Modern Culture

By robbie trosclair, staff writer

The United Houma Nation has an important and unique way of life. The culture they have been developing for hundreds of years has not been forgotten by them and instead has been cleverly adapted to and retaught in ways that match modern times.

Areas like traditional jewelry, basket weaving, fishing and even education are all modern issues that are constantly being reshaped and retaught to the younger generation.

“Children become the leaders”, says Janie Luster, who’s family weaves baskets and makes traditional jewelry.

According to former chief Brenda Dardar Robichaux, an important part of modern culture is the education of the UHN youth. This is done partially through summer enrichment camps.

These camps teach both Native American history and other subjects together like learning math through beadwork and science through studying indigienous plants and their uses.

For the older kids, camps offer leadership training. Members form a mock tribal council and come up with solutions for modern issues. One particular camp, the issue was the relocation of Jean Charles Island.

In the simulation, the citizens of the island were offered ten million dollars to move without taking anything with them. Robichaux says she was sad they were already familiar with this issue but also said she was almost brought to tears with their attention to the subject.

“They were so passionate about what it meant to lose their community,” Robichaux says.

For older traditions like making a filé, Luster’s mother used to gather the sassafras leaves with her hands as well as crush them down with a mortar and pestle. Now, citizens are using tools like Ninja food processors and flour sifters. Luster says that she has memories of the filé getting everywhere but the NINJA makes things a little easier for cleanup and their lungs.

Using garfish to make jewelry is also something unique to the UHN that has been modernized. Originally, Luster’s mother would take garfish scales and attach them to blue clay from whatever bayou she could pull them from. Luster and her family carry out that tradition, but use a glue gun to help with production.

“We’re still doing this four generations later, my mother, myself, my daughter and their children,” Luster says.

Preparing the garfish is necessary before the jewelry can be made, and Luster has modernized this by using a smoker rather than hanging the fish by a clothesline and using a drum barrel fire.

The scales have allowed her the opportunity to travel to the Smithsonian Museum and France twice.

“Modern ways of doing things are a little easier, yet the same things are being carried on,” Luster says.

Part of modern UHN culture is finding traditions that are almost forgotten and teaching it to the rest of the tribe. One such example is the Houma half hitch basket, which Luster says was lost in the ’40s and was a product that the Houma were the only tribe in the country to make.

It was relearned through a class taught in the ’90s by Richard Conn, the curator of the Denver American Indian Museum. Although the tribe struggled to relearn the technique, Luster was able to teach herself using a manual given to her by Conn. From there, she created her own way of teaching the basket so that the UHN could bring back the basket.

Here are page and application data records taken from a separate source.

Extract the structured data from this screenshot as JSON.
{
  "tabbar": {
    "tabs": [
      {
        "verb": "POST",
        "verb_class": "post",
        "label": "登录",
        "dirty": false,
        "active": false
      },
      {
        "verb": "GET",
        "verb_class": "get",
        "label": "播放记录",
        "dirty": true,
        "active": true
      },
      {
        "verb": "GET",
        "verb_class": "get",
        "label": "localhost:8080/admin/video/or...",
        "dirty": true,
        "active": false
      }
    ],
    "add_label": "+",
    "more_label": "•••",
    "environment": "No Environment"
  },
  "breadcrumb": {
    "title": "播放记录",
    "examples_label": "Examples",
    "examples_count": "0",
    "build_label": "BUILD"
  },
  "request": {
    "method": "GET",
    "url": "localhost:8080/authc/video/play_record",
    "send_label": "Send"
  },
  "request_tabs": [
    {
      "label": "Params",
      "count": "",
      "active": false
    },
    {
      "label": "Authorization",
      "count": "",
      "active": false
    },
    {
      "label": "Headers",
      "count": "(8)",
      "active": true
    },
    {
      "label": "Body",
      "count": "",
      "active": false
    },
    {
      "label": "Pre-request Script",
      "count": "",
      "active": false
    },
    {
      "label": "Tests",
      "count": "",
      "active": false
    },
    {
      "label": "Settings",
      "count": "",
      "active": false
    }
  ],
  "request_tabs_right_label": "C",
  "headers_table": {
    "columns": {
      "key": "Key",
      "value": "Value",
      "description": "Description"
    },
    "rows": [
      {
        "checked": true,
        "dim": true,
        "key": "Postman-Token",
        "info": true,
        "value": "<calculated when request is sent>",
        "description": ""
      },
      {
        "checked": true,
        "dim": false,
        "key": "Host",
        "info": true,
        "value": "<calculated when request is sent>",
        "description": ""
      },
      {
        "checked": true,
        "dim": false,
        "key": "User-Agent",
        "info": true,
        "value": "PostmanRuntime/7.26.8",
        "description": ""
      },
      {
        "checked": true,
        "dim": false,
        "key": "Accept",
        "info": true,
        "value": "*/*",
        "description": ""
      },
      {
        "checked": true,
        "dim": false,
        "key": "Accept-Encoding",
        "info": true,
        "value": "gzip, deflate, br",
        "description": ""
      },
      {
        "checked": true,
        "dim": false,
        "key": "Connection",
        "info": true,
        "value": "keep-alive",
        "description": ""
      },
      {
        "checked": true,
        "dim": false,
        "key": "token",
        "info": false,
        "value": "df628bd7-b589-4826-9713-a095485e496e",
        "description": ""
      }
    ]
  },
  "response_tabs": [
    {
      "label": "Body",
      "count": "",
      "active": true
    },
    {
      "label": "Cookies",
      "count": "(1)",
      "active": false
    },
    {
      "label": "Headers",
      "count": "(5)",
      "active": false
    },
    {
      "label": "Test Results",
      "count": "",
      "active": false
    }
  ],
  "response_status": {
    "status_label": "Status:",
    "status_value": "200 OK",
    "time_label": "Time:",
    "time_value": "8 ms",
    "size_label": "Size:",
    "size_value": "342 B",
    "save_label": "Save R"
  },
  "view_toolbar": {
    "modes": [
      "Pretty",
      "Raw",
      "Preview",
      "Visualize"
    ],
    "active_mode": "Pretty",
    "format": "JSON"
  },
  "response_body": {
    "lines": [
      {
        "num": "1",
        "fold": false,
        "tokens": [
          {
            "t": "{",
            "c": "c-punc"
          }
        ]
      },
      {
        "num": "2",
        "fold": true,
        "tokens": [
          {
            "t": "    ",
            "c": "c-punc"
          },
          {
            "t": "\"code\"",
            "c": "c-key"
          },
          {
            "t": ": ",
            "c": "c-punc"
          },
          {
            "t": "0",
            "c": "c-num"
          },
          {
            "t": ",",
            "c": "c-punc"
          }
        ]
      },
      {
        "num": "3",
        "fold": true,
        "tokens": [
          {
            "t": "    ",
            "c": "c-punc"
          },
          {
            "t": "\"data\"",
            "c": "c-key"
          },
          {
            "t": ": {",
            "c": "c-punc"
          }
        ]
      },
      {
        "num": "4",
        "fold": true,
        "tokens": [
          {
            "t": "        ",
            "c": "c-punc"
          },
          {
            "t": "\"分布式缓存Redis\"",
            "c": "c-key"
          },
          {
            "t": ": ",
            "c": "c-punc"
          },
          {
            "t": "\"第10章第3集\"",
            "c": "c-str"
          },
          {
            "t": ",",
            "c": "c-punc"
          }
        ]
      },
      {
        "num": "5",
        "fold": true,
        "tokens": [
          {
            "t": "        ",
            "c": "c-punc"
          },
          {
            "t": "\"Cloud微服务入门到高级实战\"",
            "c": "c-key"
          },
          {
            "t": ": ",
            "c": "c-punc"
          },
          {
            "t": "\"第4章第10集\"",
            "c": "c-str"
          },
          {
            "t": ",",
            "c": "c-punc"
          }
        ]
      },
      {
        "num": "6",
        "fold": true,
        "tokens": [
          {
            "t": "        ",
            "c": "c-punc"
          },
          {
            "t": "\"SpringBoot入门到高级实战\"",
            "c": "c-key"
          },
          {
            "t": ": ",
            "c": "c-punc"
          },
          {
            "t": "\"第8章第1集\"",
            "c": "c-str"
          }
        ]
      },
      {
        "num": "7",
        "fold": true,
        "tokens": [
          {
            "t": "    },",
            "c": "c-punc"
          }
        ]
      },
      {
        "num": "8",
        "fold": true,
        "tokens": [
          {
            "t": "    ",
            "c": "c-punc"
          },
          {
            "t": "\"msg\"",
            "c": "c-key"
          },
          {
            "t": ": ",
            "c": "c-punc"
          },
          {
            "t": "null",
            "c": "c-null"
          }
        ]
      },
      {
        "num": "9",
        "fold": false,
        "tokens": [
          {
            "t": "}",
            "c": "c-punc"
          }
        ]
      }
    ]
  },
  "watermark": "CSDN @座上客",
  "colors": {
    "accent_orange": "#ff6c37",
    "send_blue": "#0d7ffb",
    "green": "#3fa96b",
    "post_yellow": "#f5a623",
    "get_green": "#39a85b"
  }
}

Even fishing, a way of life that goes back thousands of years has been brought into the modern era by the UHN. Robichaux’s father fished for oysters, but now her son farms for them, a much more sustainable alternative.

RJ Molinere, a UHN member who has been fishing his entire life is now sometimes dependent on his son and the map data on the internet as land disappears from coastal erosion.

The most important modern tradition is making sure the next generation is able to continue on the UHN legacy. With older traditions continuing to adapt to the times, the UHN will be able to enjoy thousands of years of prosperity.

“It’s given me my identity,” Bergeron says. “It rounded me, tells me who I am.”